--- START ---
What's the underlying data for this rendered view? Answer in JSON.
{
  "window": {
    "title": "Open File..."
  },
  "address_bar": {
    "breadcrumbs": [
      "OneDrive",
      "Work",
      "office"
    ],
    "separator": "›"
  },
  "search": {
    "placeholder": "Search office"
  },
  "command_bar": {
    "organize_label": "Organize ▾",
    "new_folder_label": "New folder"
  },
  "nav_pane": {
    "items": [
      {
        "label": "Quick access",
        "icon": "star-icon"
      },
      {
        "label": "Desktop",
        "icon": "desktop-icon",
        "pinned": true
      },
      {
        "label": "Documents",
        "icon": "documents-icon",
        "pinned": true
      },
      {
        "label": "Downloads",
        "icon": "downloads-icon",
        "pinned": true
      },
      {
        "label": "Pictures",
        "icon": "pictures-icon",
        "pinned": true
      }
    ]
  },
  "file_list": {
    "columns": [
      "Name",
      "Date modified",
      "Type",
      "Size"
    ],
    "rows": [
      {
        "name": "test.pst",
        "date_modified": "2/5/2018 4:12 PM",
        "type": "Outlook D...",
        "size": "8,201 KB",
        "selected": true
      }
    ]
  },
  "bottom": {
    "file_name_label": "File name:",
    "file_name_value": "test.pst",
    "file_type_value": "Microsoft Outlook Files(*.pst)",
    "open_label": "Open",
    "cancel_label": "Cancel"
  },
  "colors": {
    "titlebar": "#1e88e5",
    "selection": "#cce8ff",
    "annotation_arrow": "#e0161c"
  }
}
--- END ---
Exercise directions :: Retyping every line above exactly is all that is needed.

Exercise answer ::
What's the underlying data for this rendered view? Answer in JSON.
{
  "window": {
    "title": "Open File..."
  },
  "address_bar": {
    "breadcrumbs": [
      "OneDrive",
      "Work",
      "office"
    ],
    "separator": "›"
  },
  "search": {
    "placeholder": "Search office"
  },
  "command_bar": {
    "organize_label": "Organize ▾",
    "new_folder_label": "New folder"
  },
  "nav_pane": {
    "items": [
      {
        "label": "Quick access",
        "icon": "star-icon"
      },
      {
        "label": "Desktop",
        "icon": "desktop-icon",
        "pinned": true
      },
      {
        "label": "Documents",
        "icon": "documents-icon",
        "pinned": true
      },
      {
        "label": "Downloads",
        "icon": "downloads-icon",
        "pinned": true
      },
      {
        "label": "Pictures",
        "icon": "pictures-icon",
        "pinned": true
      }
    ]
  },
  "file_list": {
    "columns": [
      "Name",
      "Date modified",
      "Type",
      "Size"
    ],
    "rows": [
      {
        "name": "test.pst",
        "date_modified": "2/5/2018 4:12 PM",
        "type": "Outlook D...",
        "size": "8,201 KB",
        "selected": true
      }
    ]
  },
  "bottom": {
    "file_name_label": "File name:",
    "file_name_value": "test.pst",
    "file_type_value": "Microsoft Outlook Files(*.pst)",
    "open_label": "Open",
    "cancel_label": "Cancel"
  },
  "colors": {
    "titlebar": "#1e88e5",
    "selection": "#cce8ff",
    "annotation_arrow": "#e0161c"
  }
}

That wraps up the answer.